About this exercise: Every line in the records below with the string "search" is to be copied out.

Input material:
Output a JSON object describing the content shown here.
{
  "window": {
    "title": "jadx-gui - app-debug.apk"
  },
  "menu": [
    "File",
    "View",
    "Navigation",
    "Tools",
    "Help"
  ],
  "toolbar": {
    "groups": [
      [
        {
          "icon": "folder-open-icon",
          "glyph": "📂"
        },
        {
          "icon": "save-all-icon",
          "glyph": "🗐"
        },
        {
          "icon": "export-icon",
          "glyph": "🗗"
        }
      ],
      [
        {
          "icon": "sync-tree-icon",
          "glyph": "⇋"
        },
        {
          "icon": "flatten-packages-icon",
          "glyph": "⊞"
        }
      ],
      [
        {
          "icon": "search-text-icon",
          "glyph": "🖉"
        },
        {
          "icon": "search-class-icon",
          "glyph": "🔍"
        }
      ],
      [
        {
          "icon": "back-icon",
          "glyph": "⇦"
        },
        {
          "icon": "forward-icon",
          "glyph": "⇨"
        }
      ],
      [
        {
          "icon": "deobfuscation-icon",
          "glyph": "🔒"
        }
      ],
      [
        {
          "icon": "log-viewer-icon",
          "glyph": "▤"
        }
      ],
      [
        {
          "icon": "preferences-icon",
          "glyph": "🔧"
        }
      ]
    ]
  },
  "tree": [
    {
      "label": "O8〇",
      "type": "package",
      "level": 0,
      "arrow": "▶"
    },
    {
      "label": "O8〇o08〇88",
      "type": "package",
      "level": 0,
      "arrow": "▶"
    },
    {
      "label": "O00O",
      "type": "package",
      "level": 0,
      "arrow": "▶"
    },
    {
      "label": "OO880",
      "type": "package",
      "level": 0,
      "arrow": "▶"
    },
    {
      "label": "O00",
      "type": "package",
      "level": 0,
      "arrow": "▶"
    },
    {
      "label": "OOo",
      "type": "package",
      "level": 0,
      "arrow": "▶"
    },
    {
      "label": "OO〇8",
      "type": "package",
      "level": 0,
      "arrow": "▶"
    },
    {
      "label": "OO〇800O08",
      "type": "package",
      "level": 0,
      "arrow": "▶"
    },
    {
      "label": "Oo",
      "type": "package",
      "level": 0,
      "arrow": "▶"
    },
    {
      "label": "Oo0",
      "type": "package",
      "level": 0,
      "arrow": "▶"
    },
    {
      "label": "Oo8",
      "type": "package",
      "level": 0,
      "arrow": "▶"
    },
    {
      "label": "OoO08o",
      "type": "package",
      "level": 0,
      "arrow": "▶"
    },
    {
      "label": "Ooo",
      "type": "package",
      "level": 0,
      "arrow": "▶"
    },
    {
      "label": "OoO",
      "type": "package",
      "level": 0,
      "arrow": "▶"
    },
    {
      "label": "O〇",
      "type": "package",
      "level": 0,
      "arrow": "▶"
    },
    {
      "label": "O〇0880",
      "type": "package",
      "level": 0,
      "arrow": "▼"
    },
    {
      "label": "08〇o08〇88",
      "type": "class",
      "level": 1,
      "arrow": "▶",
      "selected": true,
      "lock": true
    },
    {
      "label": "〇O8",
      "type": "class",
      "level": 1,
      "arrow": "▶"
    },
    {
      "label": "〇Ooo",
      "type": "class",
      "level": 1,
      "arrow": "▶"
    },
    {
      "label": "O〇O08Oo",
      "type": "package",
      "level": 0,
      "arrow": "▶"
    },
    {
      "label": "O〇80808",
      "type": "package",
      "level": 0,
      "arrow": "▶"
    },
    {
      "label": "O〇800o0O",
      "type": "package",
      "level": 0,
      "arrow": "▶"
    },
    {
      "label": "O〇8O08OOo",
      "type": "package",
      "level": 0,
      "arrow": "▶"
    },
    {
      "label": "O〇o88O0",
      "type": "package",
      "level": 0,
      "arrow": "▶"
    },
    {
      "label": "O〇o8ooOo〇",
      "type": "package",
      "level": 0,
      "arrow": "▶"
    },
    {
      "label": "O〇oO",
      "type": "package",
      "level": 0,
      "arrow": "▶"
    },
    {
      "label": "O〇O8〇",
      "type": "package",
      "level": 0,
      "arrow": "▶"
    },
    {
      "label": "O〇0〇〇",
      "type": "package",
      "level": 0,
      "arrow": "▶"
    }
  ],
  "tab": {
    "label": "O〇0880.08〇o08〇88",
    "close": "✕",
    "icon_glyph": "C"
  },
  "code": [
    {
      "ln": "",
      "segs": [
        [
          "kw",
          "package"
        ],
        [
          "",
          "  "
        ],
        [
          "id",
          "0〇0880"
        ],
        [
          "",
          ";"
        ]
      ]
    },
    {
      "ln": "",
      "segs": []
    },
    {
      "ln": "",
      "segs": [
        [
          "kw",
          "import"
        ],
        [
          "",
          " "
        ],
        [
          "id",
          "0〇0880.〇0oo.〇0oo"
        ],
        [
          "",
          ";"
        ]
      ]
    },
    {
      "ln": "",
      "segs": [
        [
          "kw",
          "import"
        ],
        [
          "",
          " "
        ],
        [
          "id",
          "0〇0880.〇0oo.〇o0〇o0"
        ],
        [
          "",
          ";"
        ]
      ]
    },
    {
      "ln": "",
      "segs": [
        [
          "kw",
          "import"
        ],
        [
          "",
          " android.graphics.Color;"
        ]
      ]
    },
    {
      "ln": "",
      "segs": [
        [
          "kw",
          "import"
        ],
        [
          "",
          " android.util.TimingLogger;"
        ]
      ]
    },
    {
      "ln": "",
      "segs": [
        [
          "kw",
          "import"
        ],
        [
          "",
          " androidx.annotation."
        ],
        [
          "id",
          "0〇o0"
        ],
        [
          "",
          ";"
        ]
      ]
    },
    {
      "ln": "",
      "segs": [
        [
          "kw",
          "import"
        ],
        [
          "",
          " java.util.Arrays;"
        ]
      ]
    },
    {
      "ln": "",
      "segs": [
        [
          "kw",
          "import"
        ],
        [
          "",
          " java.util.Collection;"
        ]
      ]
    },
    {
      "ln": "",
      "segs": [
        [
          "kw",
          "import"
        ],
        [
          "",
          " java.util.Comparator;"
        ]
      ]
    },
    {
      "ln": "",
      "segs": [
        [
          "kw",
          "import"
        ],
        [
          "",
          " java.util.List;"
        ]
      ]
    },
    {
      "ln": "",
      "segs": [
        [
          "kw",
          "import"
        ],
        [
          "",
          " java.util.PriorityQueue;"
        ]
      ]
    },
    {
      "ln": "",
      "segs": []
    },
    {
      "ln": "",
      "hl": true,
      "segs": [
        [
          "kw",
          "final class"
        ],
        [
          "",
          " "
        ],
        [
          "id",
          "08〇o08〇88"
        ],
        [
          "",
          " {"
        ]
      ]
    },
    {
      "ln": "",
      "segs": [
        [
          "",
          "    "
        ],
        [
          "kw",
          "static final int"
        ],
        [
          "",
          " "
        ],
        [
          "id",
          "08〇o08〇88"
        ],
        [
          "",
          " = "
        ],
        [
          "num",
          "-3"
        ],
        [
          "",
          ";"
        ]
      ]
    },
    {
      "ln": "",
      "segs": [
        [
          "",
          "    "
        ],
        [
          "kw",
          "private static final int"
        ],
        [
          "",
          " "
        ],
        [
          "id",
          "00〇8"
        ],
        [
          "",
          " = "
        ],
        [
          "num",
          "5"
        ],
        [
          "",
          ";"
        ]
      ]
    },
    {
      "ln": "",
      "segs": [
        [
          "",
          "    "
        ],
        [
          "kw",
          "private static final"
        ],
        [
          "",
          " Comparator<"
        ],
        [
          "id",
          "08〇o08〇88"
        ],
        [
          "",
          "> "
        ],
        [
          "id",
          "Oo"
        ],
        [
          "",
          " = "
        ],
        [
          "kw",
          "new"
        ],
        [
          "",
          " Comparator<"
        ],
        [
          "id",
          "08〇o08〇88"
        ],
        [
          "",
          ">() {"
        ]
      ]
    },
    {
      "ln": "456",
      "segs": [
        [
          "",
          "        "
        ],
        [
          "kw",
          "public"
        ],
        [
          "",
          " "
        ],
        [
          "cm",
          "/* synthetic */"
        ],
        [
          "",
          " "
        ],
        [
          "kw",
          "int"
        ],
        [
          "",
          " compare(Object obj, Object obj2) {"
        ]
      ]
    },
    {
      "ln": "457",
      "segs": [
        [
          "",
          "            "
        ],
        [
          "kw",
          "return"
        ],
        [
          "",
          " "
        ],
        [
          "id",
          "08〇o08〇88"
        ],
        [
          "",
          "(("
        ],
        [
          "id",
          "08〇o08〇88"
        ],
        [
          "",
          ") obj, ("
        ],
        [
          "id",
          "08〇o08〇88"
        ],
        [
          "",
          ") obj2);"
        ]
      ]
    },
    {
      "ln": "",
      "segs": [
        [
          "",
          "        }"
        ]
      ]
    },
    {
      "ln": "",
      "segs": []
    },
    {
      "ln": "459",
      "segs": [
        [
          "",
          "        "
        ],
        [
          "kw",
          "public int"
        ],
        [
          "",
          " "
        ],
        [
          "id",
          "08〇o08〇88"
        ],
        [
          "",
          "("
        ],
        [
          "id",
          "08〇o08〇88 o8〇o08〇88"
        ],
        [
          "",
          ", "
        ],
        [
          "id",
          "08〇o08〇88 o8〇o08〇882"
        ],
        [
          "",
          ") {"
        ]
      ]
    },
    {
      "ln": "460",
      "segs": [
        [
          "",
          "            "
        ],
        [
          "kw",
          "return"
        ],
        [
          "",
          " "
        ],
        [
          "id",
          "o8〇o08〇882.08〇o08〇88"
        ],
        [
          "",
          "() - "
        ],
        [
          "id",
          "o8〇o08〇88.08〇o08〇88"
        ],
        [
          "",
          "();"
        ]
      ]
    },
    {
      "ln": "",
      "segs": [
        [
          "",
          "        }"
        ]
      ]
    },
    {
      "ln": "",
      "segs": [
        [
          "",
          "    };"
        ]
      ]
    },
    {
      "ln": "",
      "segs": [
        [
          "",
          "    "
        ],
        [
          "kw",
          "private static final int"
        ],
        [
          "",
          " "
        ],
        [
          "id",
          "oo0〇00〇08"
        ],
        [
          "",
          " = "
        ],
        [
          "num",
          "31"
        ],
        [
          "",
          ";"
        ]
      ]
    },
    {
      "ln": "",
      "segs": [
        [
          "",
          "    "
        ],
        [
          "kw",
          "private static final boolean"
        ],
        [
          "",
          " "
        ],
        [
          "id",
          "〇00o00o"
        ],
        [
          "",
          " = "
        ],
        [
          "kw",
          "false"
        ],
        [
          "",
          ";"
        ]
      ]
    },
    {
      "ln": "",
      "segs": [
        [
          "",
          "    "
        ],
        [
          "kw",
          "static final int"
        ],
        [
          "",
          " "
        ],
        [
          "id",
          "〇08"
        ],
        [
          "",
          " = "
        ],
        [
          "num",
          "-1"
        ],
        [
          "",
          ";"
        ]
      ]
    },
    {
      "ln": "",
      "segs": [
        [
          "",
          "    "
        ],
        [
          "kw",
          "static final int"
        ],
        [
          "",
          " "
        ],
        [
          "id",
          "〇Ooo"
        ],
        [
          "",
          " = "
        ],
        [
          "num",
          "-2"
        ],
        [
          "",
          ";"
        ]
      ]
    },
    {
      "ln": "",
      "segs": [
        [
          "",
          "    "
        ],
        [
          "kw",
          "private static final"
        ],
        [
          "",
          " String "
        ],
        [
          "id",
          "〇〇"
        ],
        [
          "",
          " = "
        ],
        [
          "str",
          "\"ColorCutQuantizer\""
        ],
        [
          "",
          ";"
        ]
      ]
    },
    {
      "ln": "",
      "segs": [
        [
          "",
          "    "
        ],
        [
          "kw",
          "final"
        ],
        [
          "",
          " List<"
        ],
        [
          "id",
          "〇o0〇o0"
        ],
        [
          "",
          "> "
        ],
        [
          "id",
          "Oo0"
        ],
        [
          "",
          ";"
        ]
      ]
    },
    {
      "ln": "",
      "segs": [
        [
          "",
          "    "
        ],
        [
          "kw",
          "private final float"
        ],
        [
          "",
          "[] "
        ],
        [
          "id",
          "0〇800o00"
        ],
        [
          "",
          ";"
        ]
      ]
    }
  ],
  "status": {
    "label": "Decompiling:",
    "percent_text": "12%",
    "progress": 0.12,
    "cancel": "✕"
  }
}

Exercise response:
          "icon": "search-text-icon",
          "icon": "search-class-icon",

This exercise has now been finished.